Invisible to prying eyes, slipping swift and silent as a silken shadow, he measured, and surveyed, in a single day the borders of the sacred land East, South, and West.  The North we know he wisely left untrammelled, since that border was safe in the guardianship of Lothian Roads Department and held safe by Brave Lothian Volunteers, and anyway it was getting a bit dark by then. 
Many tales have been told how, unobserved, and unheard, that Mage did ford ditch, leap hedge and duck bough, leaving not a trace, save the odd skid mark.  Sadly those tales are long lost in the mists of time, they might yet be rediscovered but we wouldn't want to build the part up.  The reader must judge them for himself, the Owl being too modest to speak of the struggle, and his memory a bit suspect at best.
With eagle eye, and a good guess where gloom or boggy bit parried sight, the reckoning was made.  His fabled magic safety boots, gifted to him by SWT (Swift Wizard Transport) had kept him steady and dry of foot around the circumference of Hermand's Land, a distance that would have wearied and dampened a lesser or shorter booted mortal. 
After much deliberation, and some crossing out, the measured runes he counted up and swiftly scribed them down across the page, the art of joined up writing no daunting task for he, having been to special schools.  Then, with no ceremony but a small cloud of blue smoke, Grey Owl vanished from the now shadowed park. Humble peasantry would call it magic, others a Land Rover.  Either way, that Mage did hurry to his stronghold at Tower Braxx, which is called Tarbrax in the Elfish tongue. From there, in the twinkling of an eye (or perhaps two) arcane and secret devices sent the hard won intelligence to Cramond's steadfast Gate.  There, sages transcribed it from the ancient tongue of the Old Empire (that the Owl used to confuse his enemies), into that modern metered speech and mystic symbols understood by those who walk abroad, or at least as far as the Frankish lands.
So the posts were numbered,and their spacing set down, that no more would scribes scratch their heads and guess.  One more part of the great unknown was now known, the fog of ignorance pushed back and the veil of confusion rent asunder. Now came the simple task of fencing, made possible by wit, magic and surveying, arts now lost.
And did anybody thank that Mage? Only the Owl knows.

*Example.  The Distant MacDonald tribes, no longer penned away behind the Great Pond of Atlan, did desecrate great swathes of land, devouring cattle, trees, and any trace of culture they happened on. Rarely seen, they could be tracked by their fast growing middens, nothing would thrive where they had eaten.  Except Labradors. 
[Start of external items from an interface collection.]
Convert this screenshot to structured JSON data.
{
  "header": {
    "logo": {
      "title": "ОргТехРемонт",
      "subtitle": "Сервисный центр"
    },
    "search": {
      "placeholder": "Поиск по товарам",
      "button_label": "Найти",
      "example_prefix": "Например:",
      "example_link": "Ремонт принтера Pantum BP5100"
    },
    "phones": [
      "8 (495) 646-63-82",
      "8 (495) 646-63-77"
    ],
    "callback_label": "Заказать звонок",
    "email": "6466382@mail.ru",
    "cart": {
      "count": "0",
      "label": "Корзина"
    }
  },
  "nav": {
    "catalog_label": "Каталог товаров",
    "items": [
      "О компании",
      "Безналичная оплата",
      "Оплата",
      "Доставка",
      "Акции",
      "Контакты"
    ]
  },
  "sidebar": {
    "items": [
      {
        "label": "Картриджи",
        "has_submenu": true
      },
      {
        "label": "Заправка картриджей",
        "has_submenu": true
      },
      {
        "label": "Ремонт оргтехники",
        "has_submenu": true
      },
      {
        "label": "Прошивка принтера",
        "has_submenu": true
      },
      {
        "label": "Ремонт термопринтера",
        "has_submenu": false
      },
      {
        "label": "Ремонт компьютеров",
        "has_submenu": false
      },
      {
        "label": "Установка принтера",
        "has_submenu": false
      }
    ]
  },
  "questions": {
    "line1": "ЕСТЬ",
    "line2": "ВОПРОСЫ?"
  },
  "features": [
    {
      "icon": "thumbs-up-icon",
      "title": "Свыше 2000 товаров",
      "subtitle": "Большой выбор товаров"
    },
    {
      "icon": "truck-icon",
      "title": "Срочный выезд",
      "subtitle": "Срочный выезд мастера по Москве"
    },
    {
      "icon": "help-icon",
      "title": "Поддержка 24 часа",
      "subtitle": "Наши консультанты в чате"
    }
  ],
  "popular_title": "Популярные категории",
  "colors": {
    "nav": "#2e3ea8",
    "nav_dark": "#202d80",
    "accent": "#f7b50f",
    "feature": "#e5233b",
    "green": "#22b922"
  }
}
Their Chief Ronald "Mad Ron" MacDonald was finally slain in the land of the Franks and buried beneath a mound of polystyrene food wrappings. A single and appropriately tasteless golden M marks his grave.
** Sheep oh gormless one